Lyrically, Today Ain't Too Late features very well done though fairly standard lyrics for the Americana genre. Most of these 14 tracks dabble in themes very common in music, and on occasion leave us with rather thought provoking lyrical passages that fortunately surpass the lyrics of most singer-songwriters currently on the market. For example, on the track "Ghosts in My Mind," the lyrics state "Watchin’ the shadows crawl ‘cross the floor/Cursin’ the way I’m missin’ you more/Done all I could - no use in cryin’/Haunted each day by ghosts in my mind." Pairing these lyrics with McSweeney's voice leads to an almost perfect listening experience.

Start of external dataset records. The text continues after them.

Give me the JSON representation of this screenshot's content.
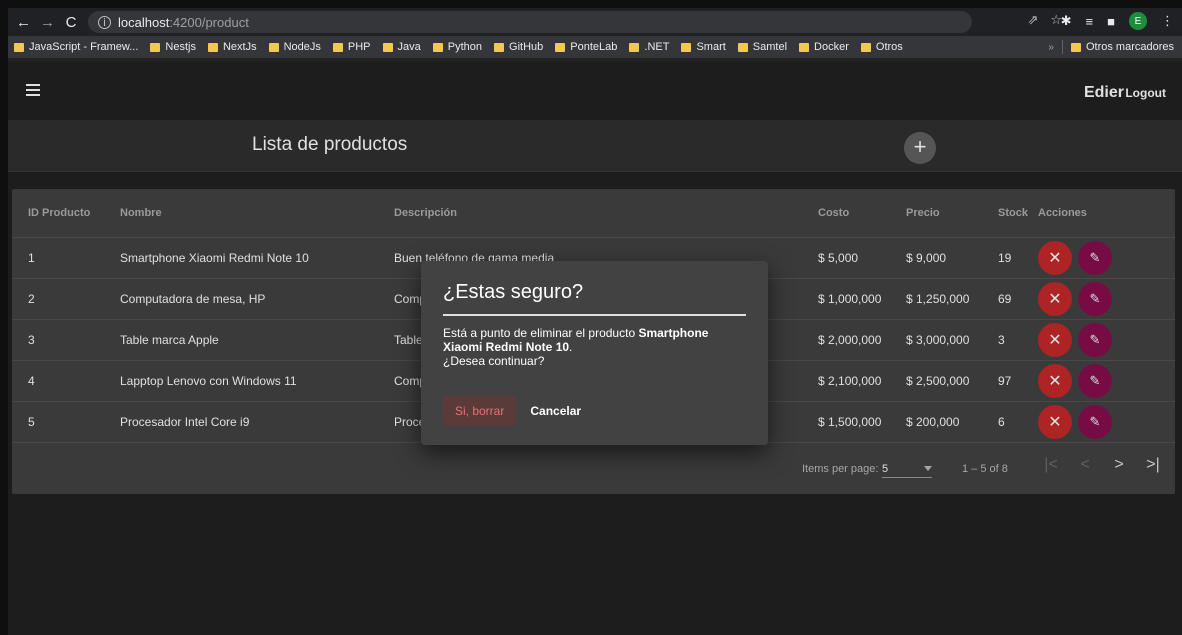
{
  "browser": {
    "url_host": "localhost",
    "url_path": ":4200/product",
    "bookmarks": [
      "JavaScript - Framew...",
      "Nestjs",
      "NextJs",
      "NodeJs",
      "PHP",
      "Java",
      "Python",
      "GitHub",
      "PonteLab",
      ".NET",
      "Smart",
      "Samtel",
      "Docker",
      "Otros"
    ],
    "other_bookmarks": "Otros marcadores",
    "profile_initial": "E"
  },
  "app": {
    "user_name": "Edier",
    "logout_label": "Logout",
    "page_title": "Lista de productos"
  },
  "table": {
    "headers": {
      "id": "ID Producto",
      "name": "Nombre",
      "desc": "Descripción",
      "cost": "Costo",
      "price": "Precio",
      "stock": "Stock",
      "actions": "Acciones"
    },
    "rows": [
      {
        "id": "1",
        "name": "Smartphone Xiaomi Redmi Note 10",
        "desc": "Buen teléfono de gama media",
        "cost": "$ 5,000",
        "price": "$ 9,000",
        "stock": "19"
      },
      {
        "id": "2",
        "name": "Computadora de mesa, HP",
        "desc": "Comp",
        "cost": "$ 1,000,000",
        "price": "$ 1,250,000",
        "stock": "69"
      },
      {
        "id": "3",
        "name": "Table marca Apple",
        "desc": "Table",
        "cost": "$ 2,000,000",
        "price": "$ 3,000,000",
        "stock": "3"
      },
      {
        "id": "4",
        "name": "Lapptop Lenovo con Windows 11",
        "desc": "Comp",
        "cost": "$ 2,100,000",
        "price": "$ 2,500,000",
        "stock": "97"
      },
      {
        "id": "5",
        "name": "Procesador Intel Core i9",
        "desc": "Proce",
        "cost": "$ 1,500,000",
        "price": "$ 200,000",
        "stock": "6"
      }
    ]
  },
  "paginator": {
    "label": "Items per page:",
    "page_size": "5",
    "range": "1 – 5 of 8"
  },
  "dialog": {
    "title": "¿Estas seguro?",
    "body_prefix": "Está a punto de eliminar el producto ",
    "product_name": "Smartphone Xiaomi Redmi Note 10",
    "body_suffix": ".",
    "question": "¿Desea continuar?",
    "confirm_label": "Si, borrar",
    "cancel_label": "Cancelar"
  },
  "colors": {
    "delete_button": "#c62828",
    "edit_button": "#880e4f",
    "confirm_text": "#e57373"
  }
}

Planetary Night's latest album Today Ain't Too Late is an excellent album. I have a massive amount of respect for musicians and the often difficult process it takes to record and produce a full length album, and with his growing popularity in the mainstream, I find the music of Planetary Nights to be appealing to a wide range of people. While I have noted some problems I had with this album throughout this review, such as the repetitive song structures, at the end of the day I believe that the music contained on this album will be heavily enjoyed by many people, both the studio recordings as well as the music when it is played live (and it is!). I would ultimately rate this album a 7.5/10 as it is very well done. I also suggest that you purchase a copy of it, as it is currently only a mere $5 dollars on Planetary Night's Bandcamp page.

If you have any comments or questions regarding Planetary Night's release Today Ain't Too Late, be sure to leave a comment or contact the band at the links below!


Planetary Nights Official Site
Planetary Nights Bandcamp